Recounting a Wednesday meeting with President Obama, state insurance commissioners said that the president did not pressure them to go along with his plan for people whose health policies had been canceled.
The meeting, held in the Oval Office, lasted 50 minutes. Bill Nelson, the former U.S. senator who heads the National Association of Insurance Commissioners, told reporters that he initiated the meeting after Obama announced his plan last week.
The plan is predicated on commissioners letting their state's insurance companies to extend non-Obamacare-compliant plans. But it's up to them.

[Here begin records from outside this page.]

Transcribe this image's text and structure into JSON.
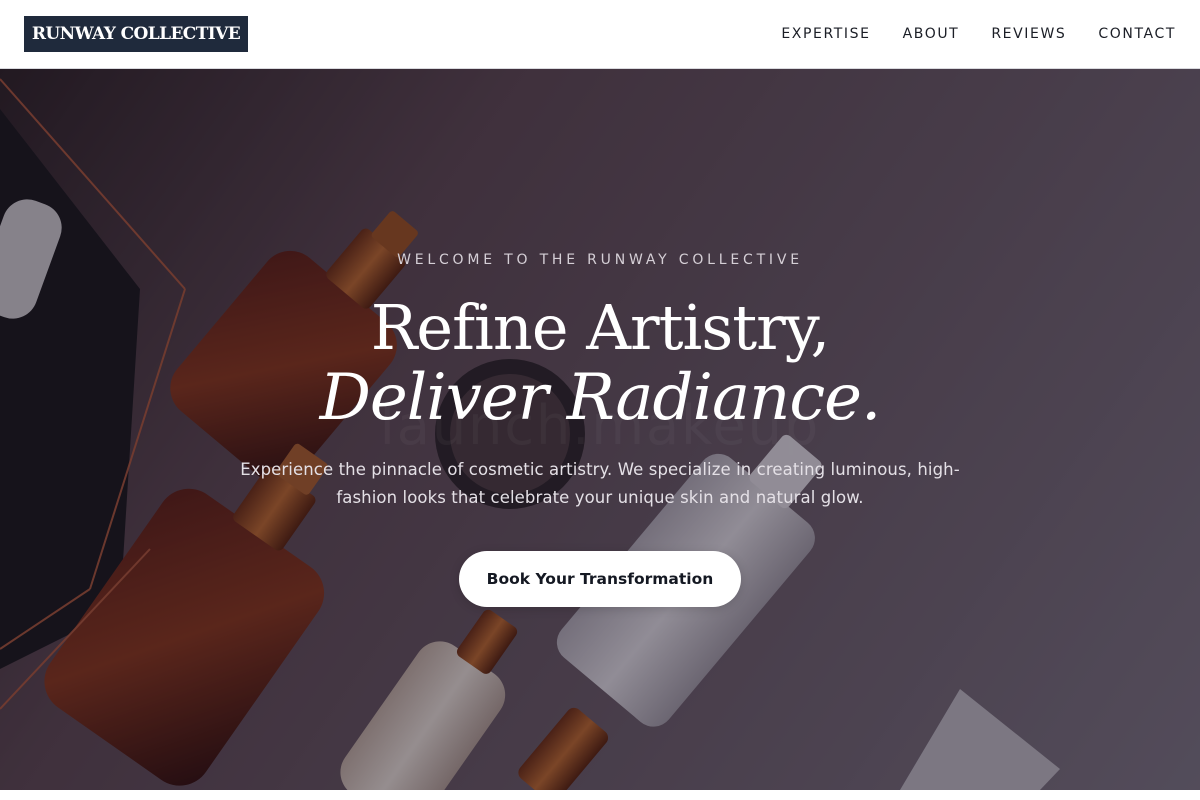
{
  "header": {
    "logo_text": "RUNWAY COLLECTIVE",
    "nav": [
      {
        "label": "EXPERTISE"
      },
      {
        "label": "ABOUT"
      },
      {
        "label": "REVIEWS"
      },
      {
        "label": "CONTACT"
      }
    ]
  },
  "hero": {
    "eyebrow": "WELCOME TO THE RUNWAY COLLECTIVE",
    "headline_line1": "Refine Artistry,",
    "headline_line2": "Deliver Radiance.",
    "subtext": "Experience the pinnacle of cosmetic artistry. We specialize in creating luminous, high-fashion looks that celebrate your unique skin and natural glow.",
    "cta_label": "Book Your Transformation",
    "background_image_text": "launch.makeup"
  },
  "colors": {
    "logo_bg": "#1f2a3c",
    "cta_bg": "#ffffff",
    "hero_overlay": "#181422"
  }
}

And, though a letter sent last week by the administration had "encouraged" state officials to comply, the commissioners said that Obama hadn't tried to convince them to participate during the Wednesday meeting.
"I don't think the president was trying to convince us or persuade us to do what he's suggesting," Connecticut Insurance Commissioner Tom Leonardi, told reporters. "I think it was the exact opposite, that he really understands the value of state regulators, that he really wants to work with the NAIC."
"That's really what it was about. It wasn't the president trying to persuade us or stiff-arm us," he said.
"We came away agreeing that there was a lot of difference of opinions as to whether or not we can or should do what he urged us to do last week," Louisiana Insurance Commissioner and NAIC President Jim Donelon said later.
According to the Washington Post's Wonkblog, which is tracking state commissioners' responses to the fix: six states have agreed to it, six states have said they won't, and seven states have publicly said they're still deciding. The others haven't made public statements.